Find the word "face" in the data. Return every line where it appears.
RECORD SET Start Marker
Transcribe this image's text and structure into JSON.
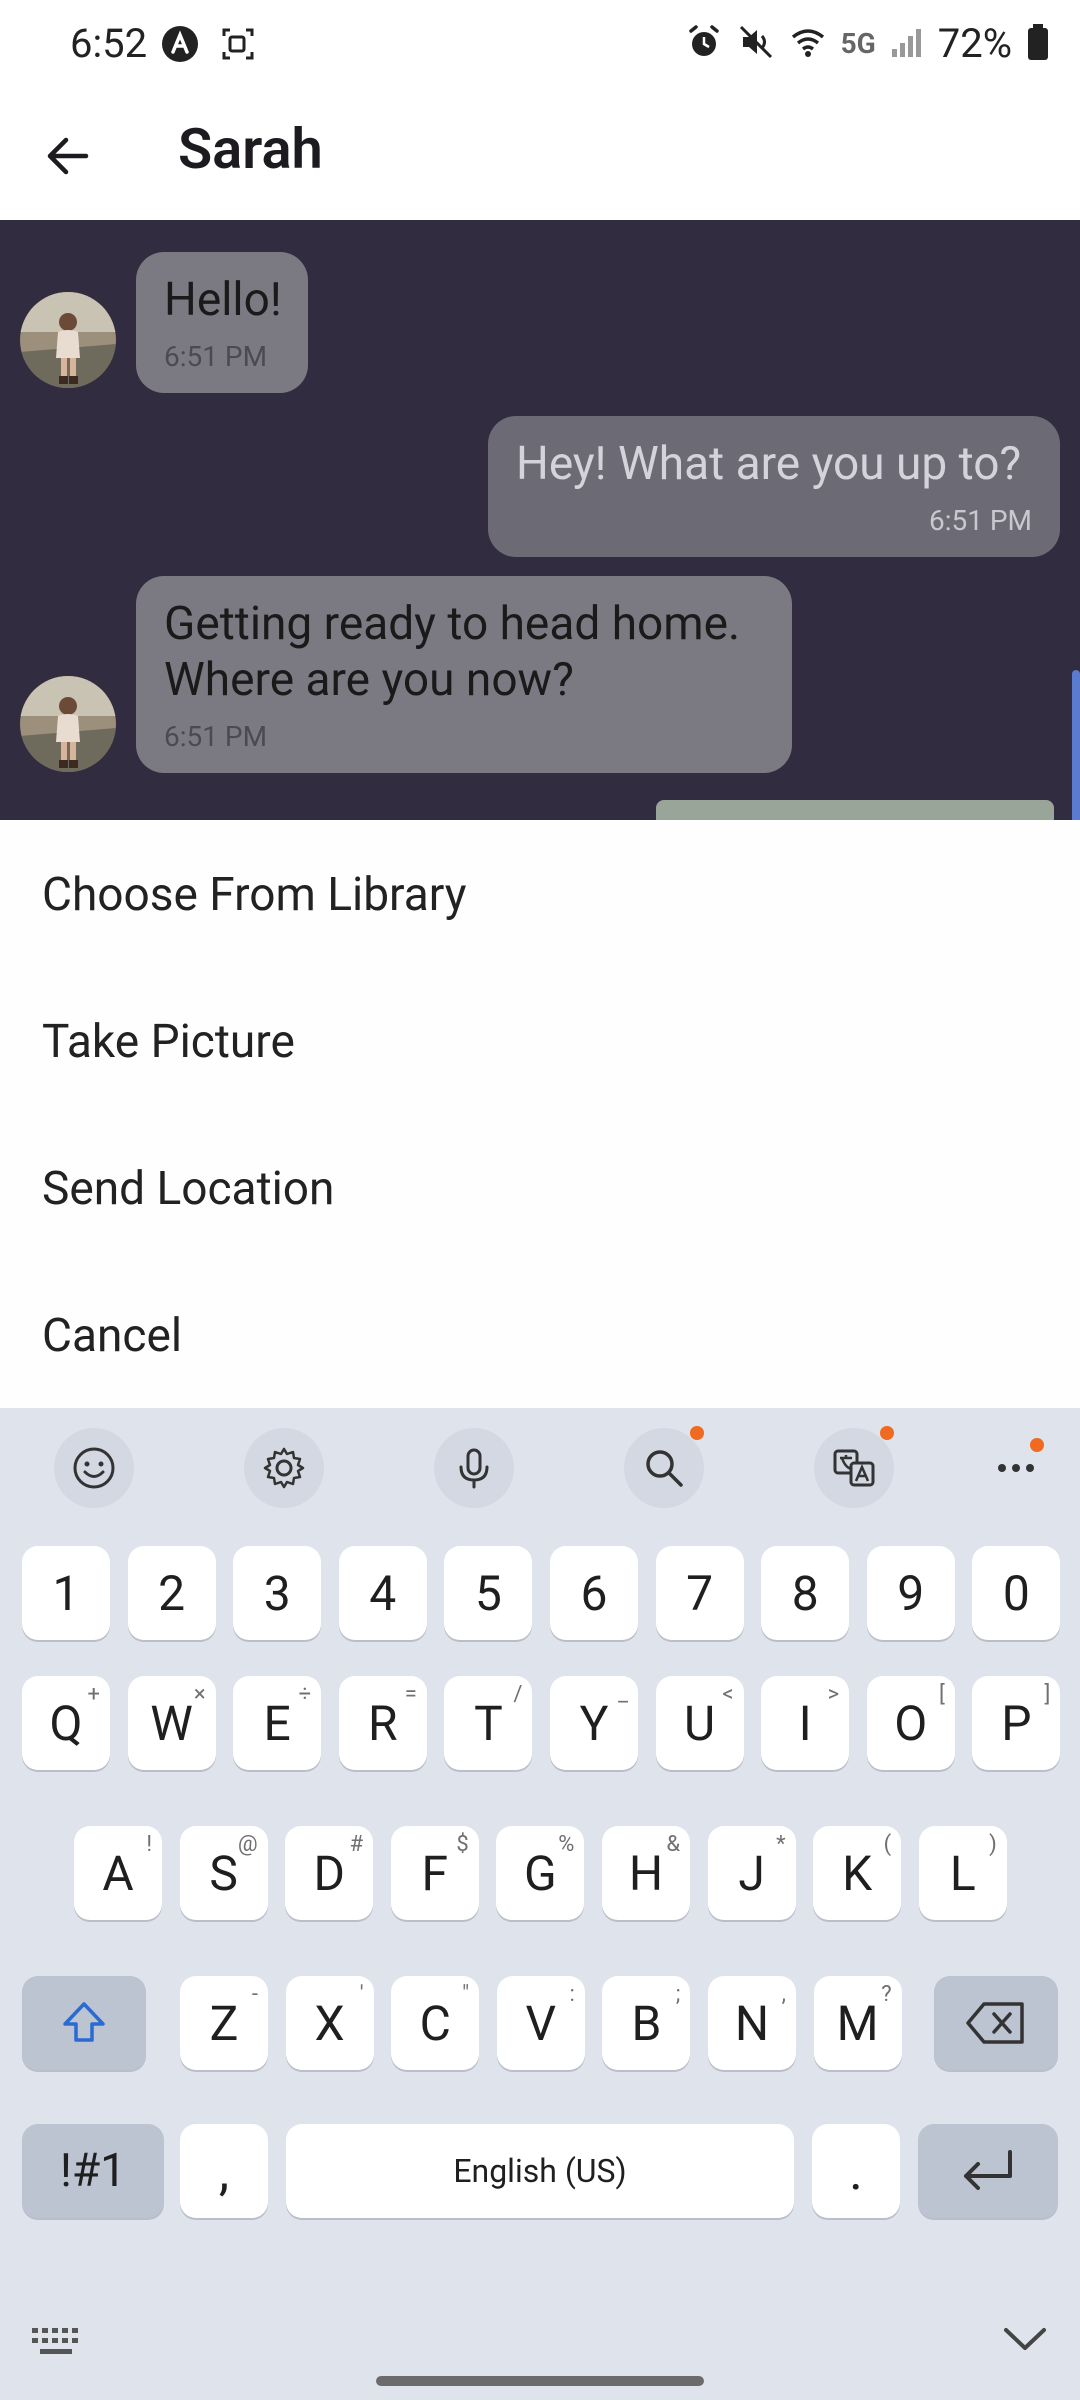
{
  "status_bar": {
    "time": "6:52",
    "network": "5G",
    "battery": "72%"
  },
  "header": {
    "title": "Sarah"
  },
  "messages": [
    {
      "direction": "in",
      "text": "Hello!",
      "time": "6:51 PM"
    },
    {
      "direction": "out",
      "text": "Hey! What are you up to?",
      "time": "6:51 PM"
    },
    {
      "direction": "in",
      "text": "Getting ready to head home.\nWhere are you now?",
      "time": "6:51 PM"
    }
  ],
  "action_sheet": {
    "items": [
      "Choose From Library",
      "Take Picture",
      "Send Location",
      "Cancel"
    ]
  },
  "keyboard": {
    "toolbar_icons": [
      "emoji-icon",
      "settings-icon",
      "microphone-icon",
      "search-icon",
      "translate-icon",
      "more-icon"
    ],
    "number_row": [
      "1",
      "2",
      "3",
      "4",
      "5",
      "6",
      "7",
      "8",
      "9",
      "0"
    ],
    "row1": [
      {
        "k": "Q",
        "s": "+"
      },
      {
        "k": "W",
        "s": "×"
      },
      {
        "k": "E",
        "s": "÷"
      },
      {
        "k": "R",
        "s": "="
      },
      {
        "k": "T",
        "s": "/"
      },
      {
        "k": "Y",
        "s": "_"
      },
      {
        "k": "U",
        "s": "<"
      },
      {
        "k": "I",
        "s": ">"
      },
      {
        "k": "O",
        "s": "["
      },
      {
        "k": "P",
        "s": "]"
      }
    ],
    "row2": [
      {
        "k": "A",
        "s": "!"
      },
      {
        "k": "S",
        "s": "@"
      },
      {
        "k": "D",
        "s": "#"
      },
      {
        "k": "F",
        "s": "$"
      },
      {
        "k": "G",
        "s": "%"
      },
      {
        "k": "H",
        "s": "&"
      },
      {
        "k": "J",
        "s": "*"
      },
      {
        "k": "K",
        "s": "("
      },
      {
        "k": "L",
        "s": ")"
      }
    ],
    "row3": [
      {
        "k": "Z",
        "s": "-"
      },
      {
        "k": "X",
        "s": "'"
      },
      {
        "k": "C",
        "s": "\""
      },
      {
        "k": "V",
        "s": ":"
      },
      {
        "k": "B",
        "s": ";"
      },
      {
        "k": "N",
        "s": ","
      },
      {
        "k": "M",
        "s": "?"
      }
    ],
    "symbols_label": "!#1",
    "comma": ",",
    "space_label": "English (US)",
    "period": "."
  },
  "colors": {
    "chat_background": "#312c3f",
    "bubble_in": "#7b7a83",
    "bubble_out": "#6c6a74",
    "keyboard_background": "#dfe3ec",
    "notification_dot": "#f06a1f"
  }
}
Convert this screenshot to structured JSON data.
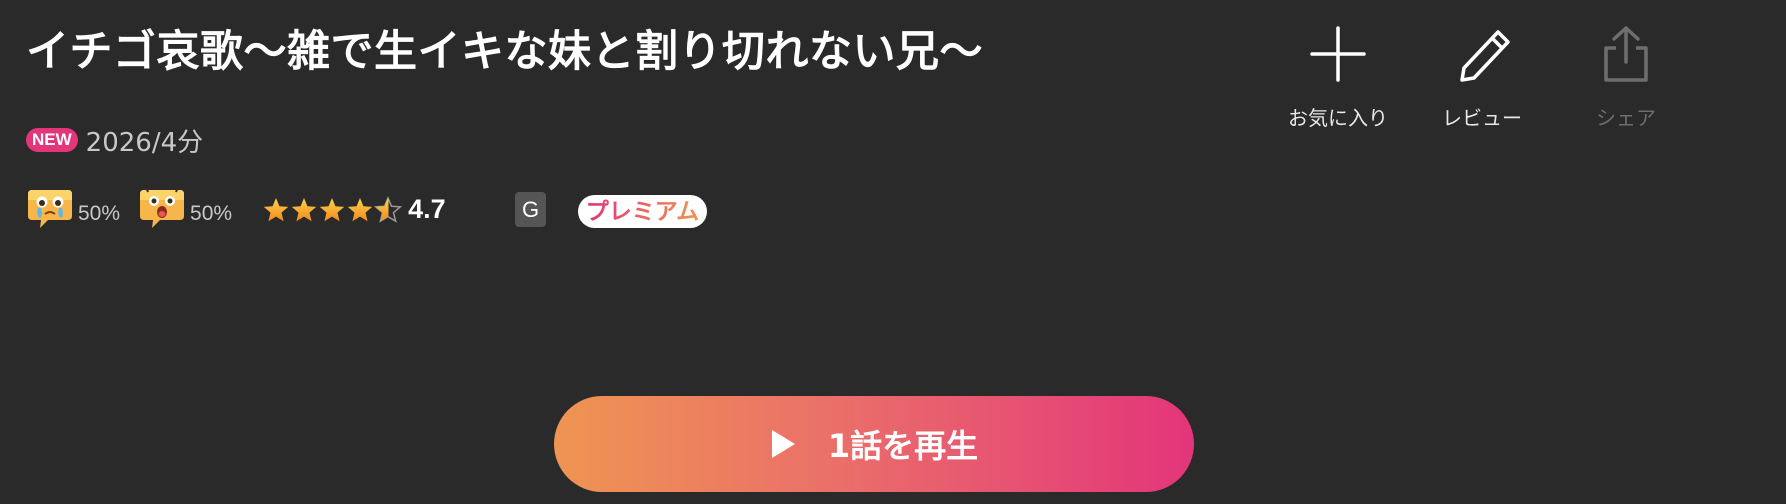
{
  "title": "イチゴ哀歌〜雑で生イキな妹と割り切れない兄〜",
  "badges": {
    "new": "NEW",
    "rating_class": "G",
    "premium": "プレミアム"
  },
  "release": "2026/4分",
  "reactions": [
    {
      "icon": "crying-face-icon",
      "percent": "50%"
    },
    {
      "icon": "shocked-face-icon",
      "percent": "50%"
    }
  ],
  "rating": {
    "value": "4.7",
    "max": 5,
    "stars_filled": 4.7
  },
  "actions": {
    "favorite": {
      "label": "お気に入り",
      "icon": "plus-icon"
    },
    "review": {
      "label": "レビュー",
      "icon": "pencil-icon"
    },
    "share": {
      "label": "シェア",
      "icon": "share-icon",
      "disabled": true
    }
  },
  "play_button": {
    "label": "1話を再生",
    "icon": "play-icon"
  },
  "colors": {
    "background": "#2a2a2a",
    "accent_pink": "#e3357a",
    "accent_orange": "#ef9552",
    "star": "#f6a623"
  }
}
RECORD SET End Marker
TASK OUTPUT |
      "icon": "crying-face-icon",
      "icon": "shocked-face-icon",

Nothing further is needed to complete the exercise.